What the task requires =>
Extract, from the listing that follows, each line containing the word "title".

___ Records for the task

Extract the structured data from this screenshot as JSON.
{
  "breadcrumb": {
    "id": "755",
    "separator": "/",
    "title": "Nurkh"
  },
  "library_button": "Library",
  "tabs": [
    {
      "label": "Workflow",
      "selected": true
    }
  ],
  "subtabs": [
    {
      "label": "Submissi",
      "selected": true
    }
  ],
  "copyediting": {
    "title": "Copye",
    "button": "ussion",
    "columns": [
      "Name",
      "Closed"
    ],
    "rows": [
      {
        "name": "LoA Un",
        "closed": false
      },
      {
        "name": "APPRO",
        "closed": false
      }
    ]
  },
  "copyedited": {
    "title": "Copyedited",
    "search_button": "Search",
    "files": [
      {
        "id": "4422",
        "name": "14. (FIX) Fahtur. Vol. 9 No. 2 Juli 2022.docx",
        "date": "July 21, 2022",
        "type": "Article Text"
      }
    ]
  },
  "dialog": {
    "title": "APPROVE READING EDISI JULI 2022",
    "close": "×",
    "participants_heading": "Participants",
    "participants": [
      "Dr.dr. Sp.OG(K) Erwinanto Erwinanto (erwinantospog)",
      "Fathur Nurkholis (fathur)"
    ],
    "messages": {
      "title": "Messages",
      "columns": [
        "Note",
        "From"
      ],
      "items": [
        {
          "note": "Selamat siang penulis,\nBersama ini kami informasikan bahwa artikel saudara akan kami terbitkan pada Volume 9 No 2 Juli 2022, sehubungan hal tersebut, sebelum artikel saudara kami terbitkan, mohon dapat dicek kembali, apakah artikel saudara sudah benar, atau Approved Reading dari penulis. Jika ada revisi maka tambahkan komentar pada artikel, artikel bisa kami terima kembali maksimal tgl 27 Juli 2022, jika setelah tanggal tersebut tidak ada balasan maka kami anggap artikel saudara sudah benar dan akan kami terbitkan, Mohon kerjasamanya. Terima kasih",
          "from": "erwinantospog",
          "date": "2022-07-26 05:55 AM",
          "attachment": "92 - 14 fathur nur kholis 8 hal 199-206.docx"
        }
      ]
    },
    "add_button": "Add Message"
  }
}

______

Written solution =>
    "title": "Nurkh"
    "title": "Copye",
    "title": "Copyedited",
    "title": "APPROVE READING EDISI JULI 2022",
      "title": "Messages",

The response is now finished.